Browser compatibility and coding standards

We added two new pages to our wiki on GitHub today: browser compatibility and coding standards.

The browser compatibility has been a long time coming and necessary for any web framework, it just took us a bit to test everything. While developing F2.js, it is an important goal of ours to ensure browser compatibility across the major (and minor) browsers. Of course, creating—and iterating on—a complex and modern web integration framework means taking a forward-thinking approach. As such, you may have noticed we're not officially supporting IE7 or below. This was an important and necessary choice for the F2 roadmap. If you're building a web app that needs to support IE7 and you're running into an issue with F2.js, reach out to us—we'll see what we can do to help.

The coding standards page has also been in the works for a while and is important for the folks contributing to F2. (Thank you!) Coding standards promote a common vocabulary and syntax so that our fellow developers can concentrate on what you're saying rather than on how you're saying it. The standards are based on Google's well-defined guidelines with a few exceptions, and they match the style guide we follow within our 110-person development team at Markit On Demand. If you're contributing to F2, please take a few minutes to become familiar with our coding standards.

Friday, February 1, 2013

New version of F2 and F2.js released

We've just released a series of minor changes to both the F2 specification and the F2.js SDK, versions 1.0.5 and 1.0.3, respectively.

The two changelogs in our wiki on GitHub have been updated with the specifics, and we encourage you to check them out. Any questions, comments, or issues—let us know!

Introducing an F2 blog

Hello! The F2 team is excited to announce the launch of our blog. Over the past few months, we've found that Twitter's 140-character limit just isn't enough for what we want to write about, so we're expanding our horizons.

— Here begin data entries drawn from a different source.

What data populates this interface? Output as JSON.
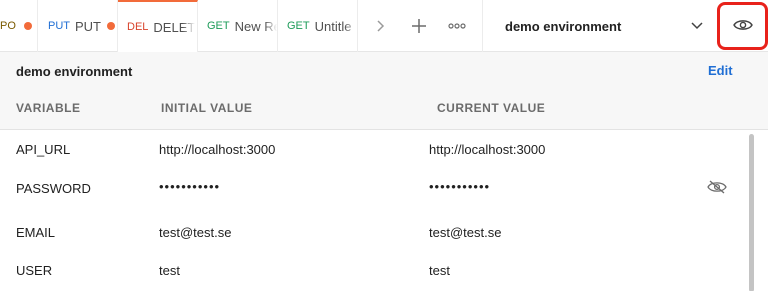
{
  "tabs": [
    {
      "method": "PO",
      "method_color": "#a06a00",
      "name": "",
      "unsaved": true
    },
    {
      "method": "PUT",
      "method_color": "#1f6ed4",
      "name": "PUT",
      "unsaved": true
    },
    {
      "method": "DEL",
      "method_color": "#d8432b",
      "name": "DELETE",
      "unsaved": false,
      "active": true
    },
    {
      "method": "GET",
      "method_color": "#1e9c5a",
      "name": "New Re",
      "unsaved": false
    },
    {
      "method": "GET",
      "method_color": "#1e9c5a",
      "name": "Untitle",
      "unsaved": false
    }
  ],
  "toolbar": {
    "more_tabs_icon": "chevron-right-icon",
    "new_tab_icon": "plus-icon",
    "options_icon": "ellipsis-icon"
  },
  "environment": {
    "selected": "demo environment",
    "quick_look_icon": "eye-icon"
  },
  "panel": {
    "title": "demo environment",
    "edit_label": "Edit",
    "headers": {
      "variable": "VARIABLE",
      "initial": "INITIAL VALUE",
      "current": "CURRENT VALUE"
    },
    "rows": [
      {
        "variable": "API_URL",
        "initial": "http://localhost:3000",
        "current": "http://localhost:3000"
      },
      {
        "variable": "PASSWORD",
        "initial": "•••••••••••",
        "current": "•••••••••••",
        "secret": true
      },
      {
        "variable": "EMAIL",
        "initial": "test@test.se",
        "current": "test@test.se"
      },
      {
        "variable": "USER",
        "initial": "test",
        "current": "test"
      }
    ]
  }
}
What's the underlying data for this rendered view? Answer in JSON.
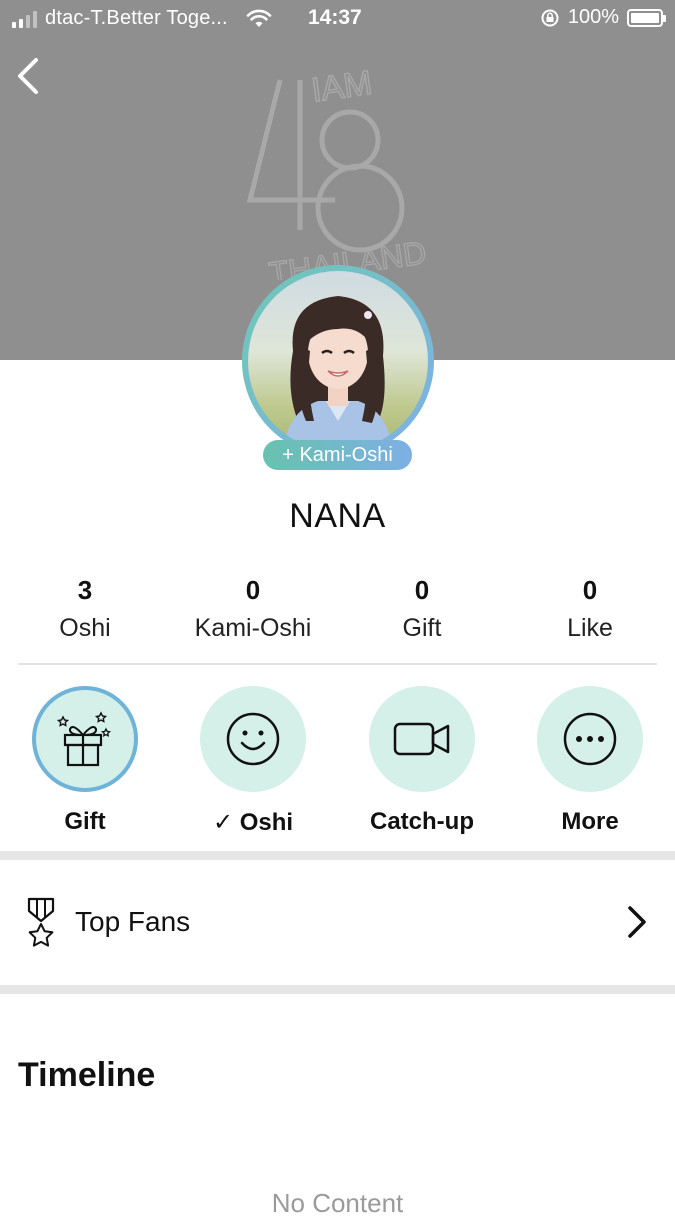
{
  "status_bar": {
    "carrier": "dtac-T.Better Toge...",
    "time": "14:37",
    "battery": "100%"
  },
  "header": {
    "back_icon": "chevron-left-icon",
    "watermark": {
      "number": "48",
      "top_text": "IAM",
      "bottom_text": "THAILAND"
    }
  },
  "profile": {
    "kami_oshi_button": "+ Kami-Oshi",
    "name": "NANA"
  },
  "stats": [
    {
      "value": "3",
      "label": "Oshi"
    },
    {
      "value": "0",
      "label": "Kami-Oshi"
    },
    {
      "value": "0",
      "label": "Gift"
    },
    {
      "value": "0",
      "label": "Like"
    }
  ],
  "actions": [
    {
      "label": "Gift",
      "icon": "gift-icon"
    },
    {
      "label": "✓ Oshi",
      "icon": "smiley-icon"
    },
    {
      "label": "Catch-up",
      "icon": "video-camera-icon"
    },
    {
      "label": "More",
      "icon": "more-dots-icon"
    }
  ],
  "top_fans": {
    "label": "Top Fans",
    "icon": "medal-icon"
  },
  "timeline": {
    "title": "Timeline",
    "empty_text": "No Content"
  },
  "colors": {
    "header_bg": "#8f8f8f",
    "accent_green": "#68c2ae",
    "accent_blue": "#7eafe5",
    "action_circle_bg": "#d4f0e8"
  }
}
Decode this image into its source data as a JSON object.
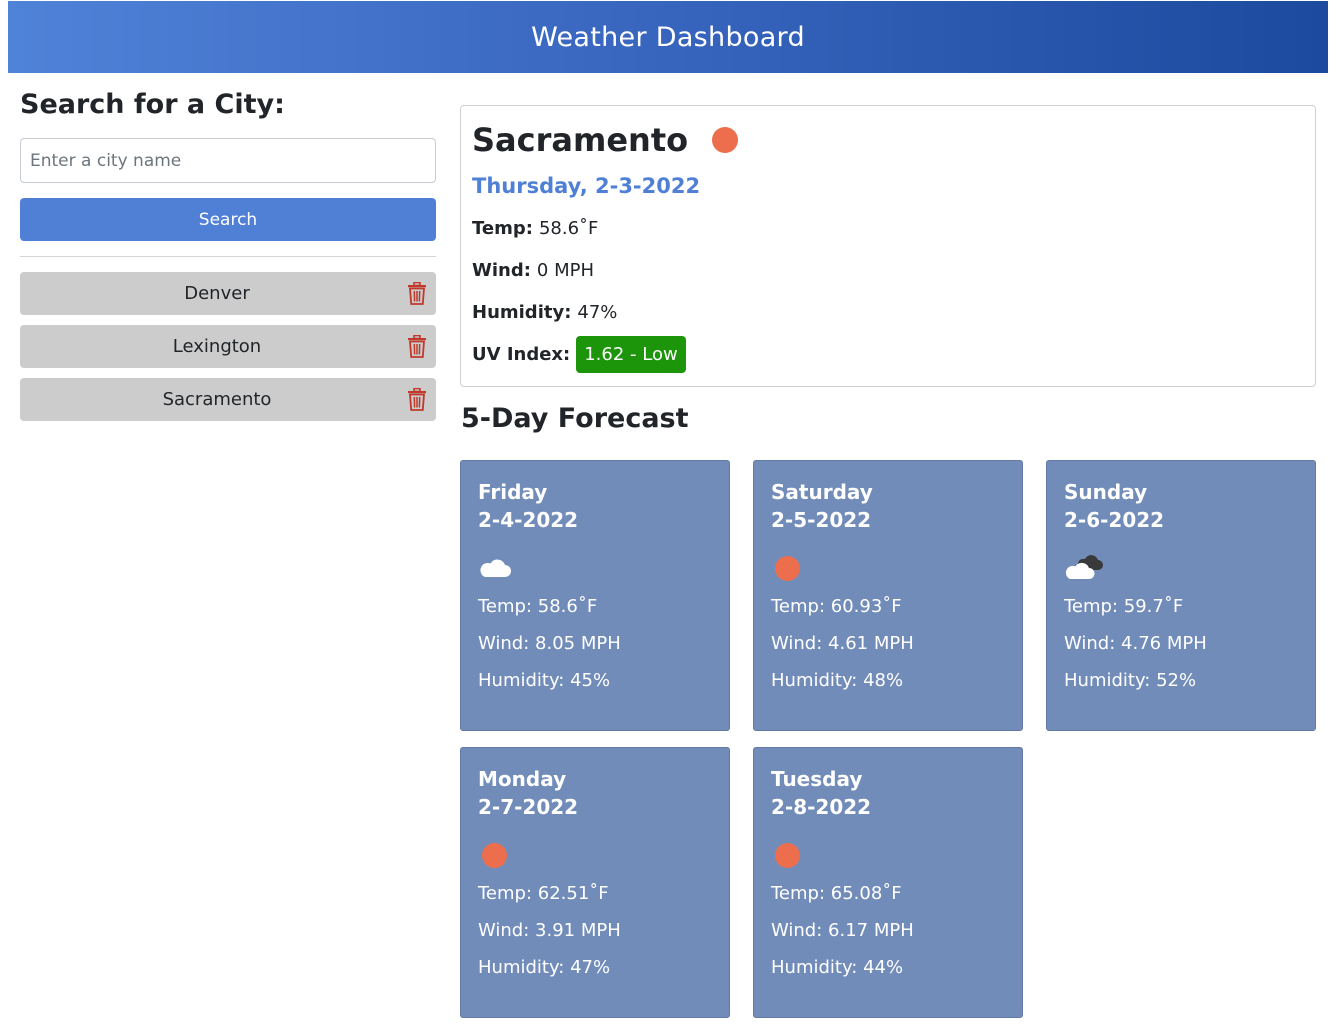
{
  "header": {
    "title": "Weather Dashboard"
  },
  "sidebar": {
    "heading": "Search for a City:",
    "search_placeholder": "Enter a city name",
    "search_button": "Search",
    "history": [
      {
        "city": "Denver"
      },
      {
        "city": "Lexington"
      },
      {
        "city": "Sacramento"
      }
    ]
  },
  "current": {
    "city": "Sacramento",
    "icon": "sun-icon",
    "date": "Thursday, 2-3-2022",
    "temp_label": "Temp:",
    "temp": "58.6˚F",
    "wind_label": "Wind:",
    "wind": "0 MPH",
    "humidity_label": "Humidity:",
    "humidity": "47%",
    "uv_label": "UV Index:",
    "uv": "1.62 - Low",
    "uv_color": "#1d950b"
  },
  "forecast": {
    "title": "5-Day Forecast",
    "days": [
      {
        "day": "Friday",
        "date": "2-4-2022",
        "icon": "cloud-icon",
        "temp": "Temp: 58.6˚F",
        "wind": "Wind: 8.05 MPH",
        "humidity": "Humidity: 45%"
      },
      {
        "day": "Saturday",
        "date": "2-5-2022",
        "icon": "sun-icon",
        "temp": "Temp: 60.93˚F",
        "wind": "Wind: 4.61 MPH",
        "humidity": "Humidity: 48%"
      },
      {
        "day": "Sunday",
        "date": "2-6-2022",
        "icon": "broken-clouds-icon",
        "temp": "Temp: 59.7˚F",
        "wind": "Wind: 4.76 MPH",
        "humidity": "Humidity: 52%"
      },
      {
        "day": "Monday",
        "date": "2-7-2022",
        "icon": "sun-icon",
        "temp": "Temp: 62.51˚F",
        "wind": "Wind: 3.91 MPH",
        "humidity": "Humidity: 47%"
      },
      {
        "day": "Tuesday",
        "date": "2-8-2022",
        "icon": "sun-icon",
        "temp": "Temp: 65.08˚F",
        "wind": "Wind: 6.17 MPH",
        "humidity": "Humidity: 44%"
      }
    ]
  },
  "colors": {
    "accent": "#4f80d6",
    "card": "#728cba",
    "sun": "#ec6e4c",
    "history_bg": "#cccccc",
    "trash": "#c0392b"
  }
}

You simply can't have an open source project without having a blog to discuss it, where it has been and where it's headed. We'll (attempt to) keep you engaged by discussing the architecture of a web framework for the financial industry, the decisions we are making along with the community's feedback, and some of the challenges all of us are faced with every day when building complex, multi-vendor, multi-channel web-based solutions.

Thanks for stopping by and stay tuned.